VIETNAM – September 25, 2018 – Key leaders of the U.S. pork industry, members of the National Pork Board’s International Marketing committee, have arrived in Vietnam. Their visit to Vietnam – a critical market for U.S. pork exports – is among the several stops on the U.S. pork organization’s Asia Immersion Mission Trip.
The committee began its journey in Singapore and, in total, will make stops in Vietnam, Hong Kong and Macau. These key Asian markets — including Singapore and Vietnam — are emerging destinations for U.S. pork and the committee will seek to understand consumer preferences and build relationships with buyers, influencers, retailers and other key stakeholders on their journey.
“Consumption of U.S. pork here is on the rise, and this trip offers our industry leaders the unique opportunity to get in on the ground floor and build awareness for U.S. pork and pork products with decision-makers,” said Craig Morris, vice president of international marketing for the National Pork Board. “Our work is underway to become the ‘pork of choice’ going forward in Asia and around the globe.”
Morris added that the National Pork Board’s international marketing strategy is to elevate the outreach and increase the number of direct opportunities to promote U.S. pork on a global basis. The overarching goal hinges on two critical factors – treating each market as a unique opportunity to grow exports and developing meaningful, personal relationships with Asian leaders.
“Our time in Vietnam will be devoted to gathering the critical consumer insights we need to fully tap into the potential in these exciting, unique markets for U.S. pork, like Vietnam,” said Mike Skahill, National Pork Board treasurer and director from Virginia, who is also on the trade mission.
In Vietnam in 2017, the U.S. exported more than $12 million of pork and pork variety meats. Today, Vietnam is a large and growing trading partner for U.S. pork products among the Southeast Asian nations, and second only to the Philippines. Vietnam also imports pork bellies, prepared and preserved hams, and pork variety meats from the United States.
“Consumers in Vietnam, and Singapore, are rapidly increasing the proportion of pork in their diets, which provides an opportunity to capture a growing share of that consumption pie — if we play our cards right,” said Jan Archer, a pig farmer from North Carolina and a Board past-president. “We need to understand the changing consumer and retail landscape in both destinations, share this insight with our industry partners here in the U.S. and deploy targeted marketing campaigns designed to connect with each country’s unique consumer.”
The National Pork Board, working with its partner the U.S. Meat Export Federation, will have an opportunity to view current marketing campaigns in place in Vietnam. Among the highlights of this trip will be to meet the dedicated and knowledgeable staff working on behalf of the industry in these countries to market U.S. pork.
While gathering insights is critical, there is no substitute for face-to-face engagement.

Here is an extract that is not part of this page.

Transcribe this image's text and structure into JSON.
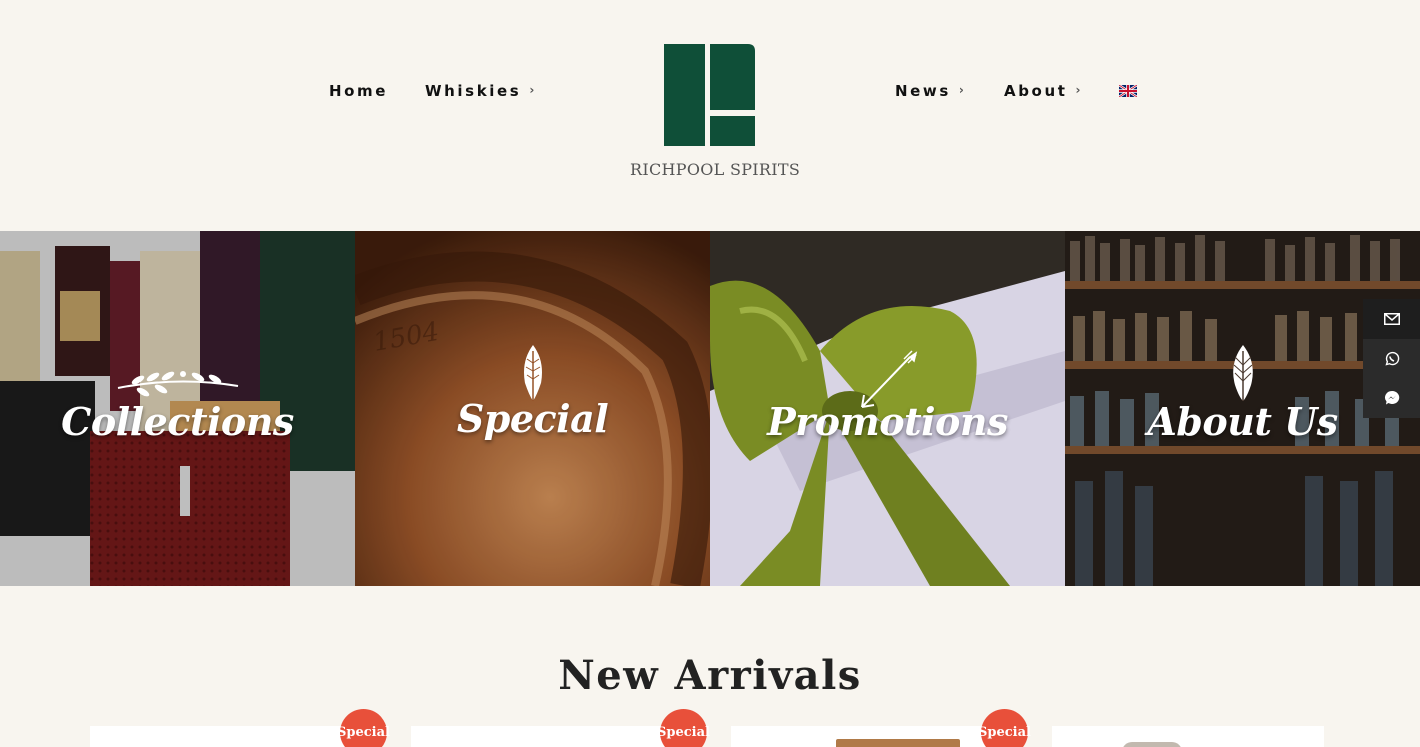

In Asia especially, members of the International Marketing committee will take time to meet personally with buyers to build relationships based on mutual respect and friendship. The committee also will work to cement long-standing relationships with critical trading partners.
“In this challenging trade environment, it’s especially critical that we take that time to also meet with our friends and colleagues in Hong Kong and thank them for their continued friendship,” said Randy Spronk, a Minnesota pig farmer and committee member. Spronk is a past president of the National Pork Producers Council, a sister organization to the Pork Checkoff.
Members of the National Pork Board and its International Marketing committee also will meet with government and association officials in Asia during the ten-day trip, paving the way for future shipments of U.S. pork to find a new home abroad and meet the needs of hungry consumers.